Find a comfy seat and get out to watch the dance…

You’ve got to move fast!

I’m running a workshop about “Movement in photography” on 4th Sep at the RPS in Bath.  You can book online here.  If it’s too close to the date to book online you can call them on +44 (0)1225 325733 and book by phone.

One of the things we are going to be covering on the day is the use of small electronic flash units (Speedlights) to stop movement, such as this dropped white cotton glove.


In the image above I used two Nikon flash units turned down to 1/128th power.  The flash duration at that power level is only about 1/40,000th of a second, so it’s easy to stop movement.  Each flash had a coloured gel on it, one red and one green.  In a darkened studio I set the shutter to Time and dropped the glove, triggering the flash with a radio flash trigger button in my hand.  It took a bit of practice to get the timing right…

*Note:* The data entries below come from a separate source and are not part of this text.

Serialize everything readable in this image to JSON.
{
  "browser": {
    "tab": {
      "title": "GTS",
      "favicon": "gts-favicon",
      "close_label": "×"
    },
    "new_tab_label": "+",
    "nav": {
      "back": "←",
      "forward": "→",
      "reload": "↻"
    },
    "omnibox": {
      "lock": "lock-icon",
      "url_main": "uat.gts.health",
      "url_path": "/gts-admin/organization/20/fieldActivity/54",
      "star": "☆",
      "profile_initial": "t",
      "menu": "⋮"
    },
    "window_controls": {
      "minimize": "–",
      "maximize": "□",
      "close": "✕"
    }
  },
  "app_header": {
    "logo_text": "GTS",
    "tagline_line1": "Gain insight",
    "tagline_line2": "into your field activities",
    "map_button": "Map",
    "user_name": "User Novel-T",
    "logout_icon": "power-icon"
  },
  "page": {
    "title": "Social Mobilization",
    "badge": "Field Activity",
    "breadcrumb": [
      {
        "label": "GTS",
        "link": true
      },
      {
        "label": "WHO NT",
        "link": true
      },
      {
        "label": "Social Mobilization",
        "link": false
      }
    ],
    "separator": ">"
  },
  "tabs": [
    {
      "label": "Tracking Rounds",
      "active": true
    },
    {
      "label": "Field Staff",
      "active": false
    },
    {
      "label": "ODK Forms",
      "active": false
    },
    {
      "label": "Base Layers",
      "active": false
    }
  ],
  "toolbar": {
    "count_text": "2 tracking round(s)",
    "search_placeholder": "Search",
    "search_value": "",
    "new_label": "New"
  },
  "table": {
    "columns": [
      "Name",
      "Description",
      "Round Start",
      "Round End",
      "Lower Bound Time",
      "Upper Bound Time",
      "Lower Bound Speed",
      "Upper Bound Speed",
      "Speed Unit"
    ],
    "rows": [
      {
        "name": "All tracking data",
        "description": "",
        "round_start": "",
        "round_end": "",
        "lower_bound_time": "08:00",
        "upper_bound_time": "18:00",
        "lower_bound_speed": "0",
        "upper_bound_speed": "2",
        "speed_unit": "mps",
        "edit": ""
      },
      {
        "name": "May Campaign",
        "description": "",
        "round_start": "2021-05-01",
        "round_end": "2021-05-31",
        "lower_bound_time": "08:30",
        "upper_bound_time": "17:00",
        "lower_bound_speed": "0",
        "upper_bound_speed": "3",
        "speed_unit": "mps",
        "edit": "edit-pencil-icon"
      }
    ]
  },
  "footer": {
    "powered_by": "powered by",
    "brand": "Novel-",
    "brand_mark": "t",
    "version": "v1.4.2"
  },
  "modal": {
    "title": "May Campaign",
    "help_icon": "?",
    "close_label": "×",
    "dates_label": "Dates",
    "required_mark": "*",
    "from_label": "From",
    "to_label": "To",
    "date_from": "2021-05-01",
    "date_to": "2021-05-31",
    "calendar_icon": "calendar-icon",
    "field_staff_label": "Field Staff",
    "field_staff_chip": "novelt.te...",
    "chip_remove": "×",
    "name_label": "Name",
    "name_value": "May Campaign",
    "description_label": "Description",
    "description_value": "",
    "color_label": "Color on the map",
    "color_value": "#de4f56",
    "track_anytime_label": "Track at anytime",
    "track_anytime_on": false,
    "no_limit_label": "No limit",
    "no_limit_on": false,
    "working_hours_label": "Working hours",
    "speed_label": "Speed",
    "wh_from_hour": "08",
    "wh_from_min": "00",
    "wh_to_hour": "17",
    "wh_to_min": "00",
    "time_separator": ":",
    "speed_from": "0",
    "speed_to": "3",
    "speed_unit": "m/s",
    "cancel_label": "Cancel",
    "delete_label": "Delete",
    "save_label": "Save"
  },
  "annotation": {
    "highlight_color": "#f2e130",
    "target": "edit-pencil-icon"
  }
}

Here are nine images from a number of drops with the glove at different stages of the fall.  I made a new blank image in Photoshop that was three times the width and height of each image.  I copied each image into the new image, and, using guides to get them aligned, made this array.  A black and white conversion made it less circus-like.  (I know they aren’t all the same way round!)  It’s a sort of homage to the Bechers.

Hope to see you there!